Tuesday, 22 November 2011

Workshoppers and Readers - Why You Need Both

I am a BIG fan of workshopping - giving and getting feedback is the quickest way to develop as a writer, in my opinion. But it shouldn't be used as the only method of working on a novel.

The problem is that workshops, by their nature, can only look at small pieces at a time - a chapter or maybe two would be the maximum. You can (and should) edit each section thoroughly but be careful of losing sight of the bigger picture. The question 'Does the story work?' can only be answered by looking at the novel as a whole, not in little sections.

So, you need to find some people who will be readers. It's a good idea if they can be different to your workshoppers so they can come to the story fresh. It's good if they're writers too, but they don't have to be, so long as they read your genre. That's essential. Ask them about the story, ask them about how the characters are coming across, ask them about pace. Don't ask them to do a line edit - leave that for your workshop group.
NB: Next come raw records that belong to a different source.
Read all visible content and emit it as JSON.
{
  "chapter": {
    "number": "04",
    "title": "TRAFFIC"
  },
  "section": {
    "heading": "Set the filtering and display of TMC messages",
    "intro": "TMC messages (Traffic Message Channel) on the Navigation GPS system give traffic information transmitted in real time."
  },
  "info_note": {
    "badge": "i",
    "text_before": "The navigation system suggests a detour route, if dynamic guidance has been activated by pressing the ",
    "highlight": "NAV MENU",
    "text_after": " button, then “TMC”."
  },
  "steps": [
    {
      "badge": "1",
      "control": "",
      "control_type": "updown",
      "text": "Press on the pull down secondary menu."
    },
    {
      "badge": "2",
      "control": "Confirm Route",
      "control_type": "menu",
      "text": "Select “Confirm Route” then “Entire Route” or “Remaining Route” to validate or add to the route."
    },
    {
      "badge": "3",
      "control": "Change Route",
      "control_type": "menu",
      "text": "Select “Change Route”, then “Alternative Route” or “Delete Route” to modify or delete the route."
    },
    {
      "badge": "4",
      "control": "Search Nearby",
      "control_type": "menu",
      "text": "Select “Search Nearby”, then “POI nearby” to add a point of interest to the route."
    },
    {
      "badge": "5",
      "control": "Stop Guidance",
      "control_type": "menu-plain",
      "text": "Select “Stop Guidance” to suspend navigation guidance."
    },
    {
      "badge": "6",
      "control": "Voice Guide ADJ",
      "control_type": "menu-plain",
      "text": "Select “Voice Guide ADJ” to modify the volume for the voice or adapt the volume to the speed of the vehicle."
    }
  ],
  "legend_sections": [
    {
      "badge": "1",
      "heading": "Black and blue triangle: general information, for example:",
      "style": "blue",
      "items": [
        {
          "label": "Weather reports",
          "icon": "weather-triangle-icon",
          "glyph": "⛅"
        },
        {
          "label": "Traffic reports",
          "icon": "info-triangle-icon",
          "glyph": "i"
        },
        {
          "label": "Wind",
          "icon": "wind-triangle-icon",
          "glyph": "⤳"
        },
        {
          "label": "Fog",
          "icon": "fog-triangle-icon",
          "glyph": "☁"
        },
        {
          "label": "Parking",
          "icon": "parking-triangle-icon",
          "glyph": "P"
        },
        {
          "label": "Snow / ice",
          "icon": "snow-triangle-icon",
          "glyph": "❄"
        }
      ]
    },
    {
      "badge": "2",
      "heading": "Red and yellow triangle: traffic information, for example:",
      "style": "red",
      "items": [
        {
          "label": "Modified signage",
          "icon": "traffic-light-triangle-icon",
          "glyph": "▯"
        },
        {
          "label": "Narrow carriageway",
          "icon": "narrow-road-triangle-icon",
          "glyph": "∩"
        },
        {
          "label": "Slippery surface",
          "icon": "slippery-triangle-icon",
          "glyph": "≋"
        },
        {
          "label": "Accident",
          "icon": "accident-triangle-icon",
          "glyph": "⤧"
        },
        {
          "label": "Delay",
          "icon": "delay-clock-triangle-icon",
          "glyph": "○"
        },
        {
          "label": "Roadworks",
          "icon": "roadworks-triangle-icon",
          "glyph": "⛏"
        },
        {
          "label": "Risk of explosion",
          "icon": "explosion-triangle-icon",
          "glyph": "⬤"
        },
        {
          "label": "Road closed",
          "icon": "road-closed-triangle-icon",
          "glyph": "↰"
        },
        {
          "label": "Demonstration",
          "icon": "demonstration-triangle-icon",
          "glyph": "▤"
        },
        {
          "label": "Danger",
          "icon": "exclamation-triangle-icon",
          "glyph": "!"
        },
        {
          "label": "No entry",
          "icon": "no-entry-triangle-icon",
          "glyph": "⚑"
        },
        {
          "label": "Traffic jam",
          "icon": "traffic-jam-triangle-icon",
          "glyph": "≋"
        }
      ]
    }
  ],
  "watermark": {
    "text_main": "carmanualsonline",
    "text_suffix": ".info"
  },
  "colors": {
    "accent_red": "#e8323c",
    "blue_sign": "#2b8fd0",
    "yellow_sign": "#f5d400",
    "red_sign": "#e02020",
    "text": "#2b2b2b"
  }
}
I know several people who have spent years workshopping their novels, when IMO they'd be better off sending it out to readers. I understand why people do this - no one wants to ask a friend (let alone a book doctor) to commit several hours of their time to reading your novel until it's as perfect as you can possibly make it - but at some point it has to be done.

The perfect pattern would be: workshop until the first draft is done. Then send it out to readers, to check the story as whole works. Then back to workshopping to refine the text. Repeat as required.

Think of your editing as beautiful embroidery on a dress. There's little point in doing the finest work if the fabric of the dress is poor, or the style is wrong. Getting that right is what a reader will help you to do, and the workshop will help with the embroidery.


penny simpson said...

Excellent post Sarah. I have a fortnightly reader and we seem to have clicked with each others books and it works well. Also helps to a continuity person in case you suddenly forget that Charles had a long moustache in chapter one! If not I had a good experience with a book doctor who gave me the overview I guess you're talking about. It is pricey, they do tell it like it is but, as you say think about all that embroidery time.!

Writer Pat Newcombe said...

I do agree with the system you describe. The only thing for me is that I want to change things every time I look at my ms and sometimes I end up with the version I first thought of - even after workshopping and editing!

Philip C James said...

I have a few quotes on my Facebook profile and one of them reads:

"No work of art is ever finished, merely abandoned..."

but if you're publishing to make money, at some point I guess you have to acknowledge the law of diminishing returns, pop it in a jiffy bag and send your baby out into the world (if writers, and romantic novelists at that, will permit me such mixed and irreverent metaphors...)

Sarah Duncan said...

Penny, sounds like you've got a strong feedback system going. And yes, one of the best things about using a book doctor should be the overview you describe. Glad you had a good experience.

Pat, I know that system all too well - life as a perpetual tinkerer. But as Phil says, you've got to send it out at some time.

Phil, nothing wrong with a mixed metaphor every now and then. Love the quote.